Zone focus is a very effective way to shoot with a rangefinder. Indeed, you manually chose the plane that want in focus by setting the distance and aperture on your lens. For example, set your 35mm lens (on full format camera) on 3 meters and an aperture of 5.6 and you’ll know by looking at the distance scale that the plane between 2 meters and 5 meters will be in focus (often referred to as the depth of field). So where does it lead us to ? To the point that you can set the focus by estimating the distance to your subject before actually bringing the camera to your eyes. No more need to focus in the viewfinder and a very valuable gain of time to take your shot, especially useful if you are after candids. Actually, you could spend a whole day without any need to focus your camera by setting the focus ring on 3 meters and the aperture on F11. Then everything between 1.8 and 7 meters would be in focus and would cover about any situations you will encounter in street photography. Easy isn’t it ? Apart from the loss of speed that would happen at F11, it also gets more complex when you like to shoot wide open as I do (with large apertures such a F1.4). Inded, the focus plane becomes very thin. For example, take the same 35mm lens at 3 meters with an aperture of F1.4 and your plane of focus now only ranges from 2.7 to 3.3 meters. This will create great blur effects in the background nevertheless your focus zone will be of only 60 centimeters and a wrong estimation of distance will fatally lead to a misfocused picture. Therefore if you are going to use zone focus with wide open lenses, you better learn to estimate distances very accurately.

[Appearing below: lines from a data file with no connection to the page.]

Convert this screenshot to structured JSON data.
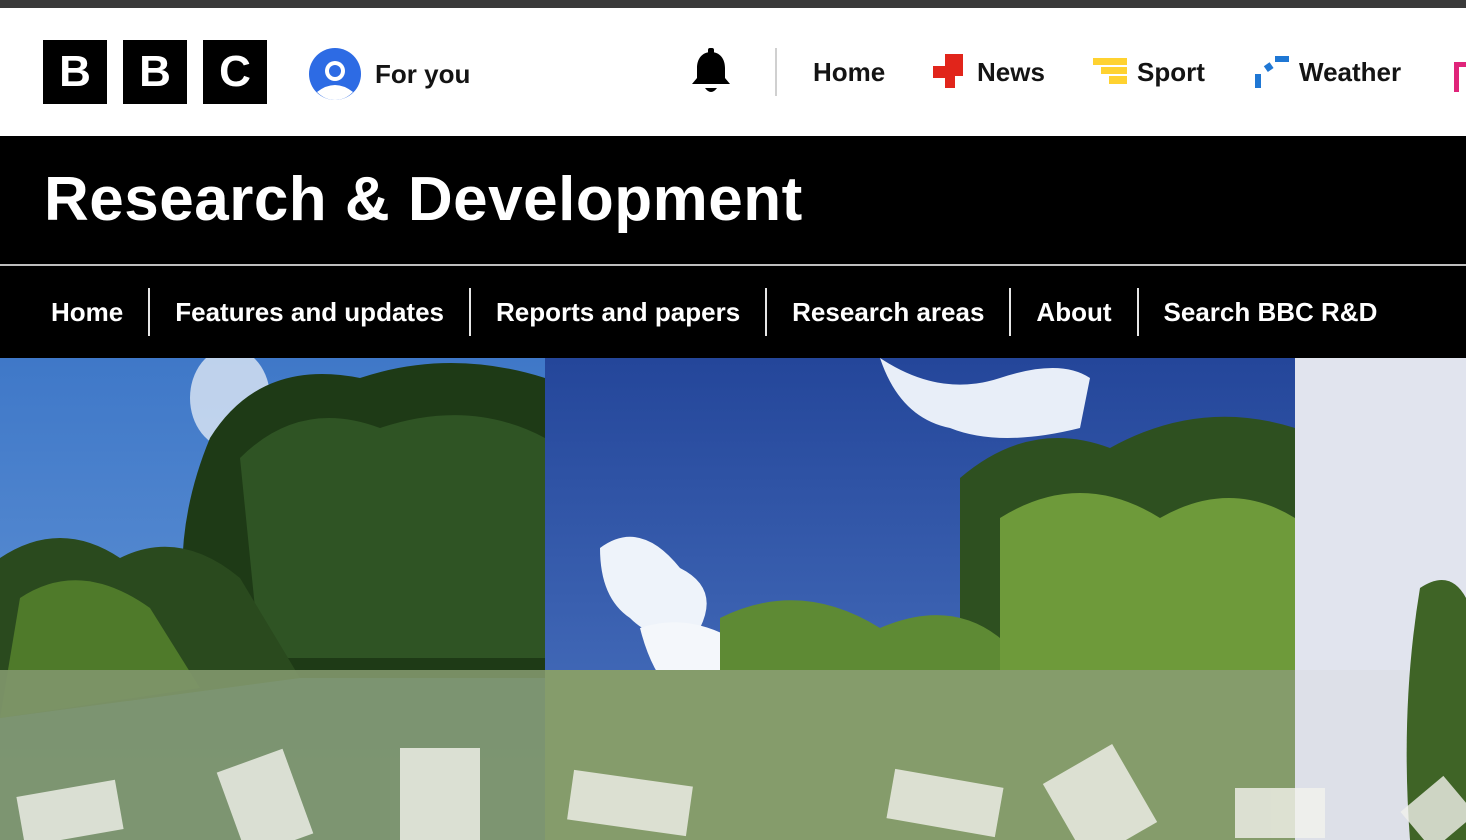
{
  "global_nav": {
    "logo_letters": [
      "B",
      "B",
      "C"
    ],
    "for_you_label": "For you",
    "items": [
      {
        "label": "Home",
        "icon": "none"
      },
      {
        "label": "News",
        "icon": "news-icon"
      },
      {
        "label": "Sport",
        "icon": "sport-icon"
      },
      {
        "label": "Weather",
        "icon": "weather-icon"
      }
    ],
    "colors": {
      "news": "#e1251b",
      "sport": "#ffd230",
      "weather": "#1f77d4"
    }
  },
  "banner": {
    "title": "Research & Development"
  },
  "rd_nav": {
    "items": [
      "Home",
      "Features and updates",
      "Reports and papers",
      "Research areas",
      "About",
      "Search BBC R&D"
    ]
  },
  "hero": {
    "description_icon": "trees-and-sky-image"
  }
}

Enough theory and here are two shots taken today to illustrate this technique. The first one portrays a young man in a relaxed position enjoying the sun in Rue St-Honoré. I wanted to get a candid shot and knew I would have to be quick before he reacted to my presence. Thus I mentally pre-framed the picture and located where I would position myself. I then estimated the distance that would separate him from me, that is 3 meters, and set the aperture to F2.8. Given there was no background and no blur opportunity, F2.8 would give me a plane of sharpness of 1 meter in a static situation, safe enough. Then all I had to do was to go to the postion I had previously identified, kneel down, frame and hit the trigger. By zone focusing, I gained a lot of time by not having to focus in the viewfinder. The man did see me, yet he did not have time to adjust his behaviour to my presence. The definition of a candid shot.  (click on picture to enlarge)


Leica M8 with 35mm Summilux at F2.8, 1/4000, ISO160

The second shot shows a man smoking in front of a large fashion ad a bit further on Rue St-Honoré. This was a bit trickier since closing the lens to a smaller aperture would have meant a significant loss of speed and a risk of blurred shot. I therefore left the aperture at F1.4, positioned myself at 3 meters, quickly rose the camera to my eye and triggered. Again, the man did see me but did not have time to alter his expression and gesture. Another candid shot even if not fully in focus. 2.5 meters would probably have been a better distance estimate, yet I would say it did not impact too much on the shot.  (click on picture to enlarge)


Leica M8 with 35mm Summilux Asph at F1.4, 1/1000, ISO160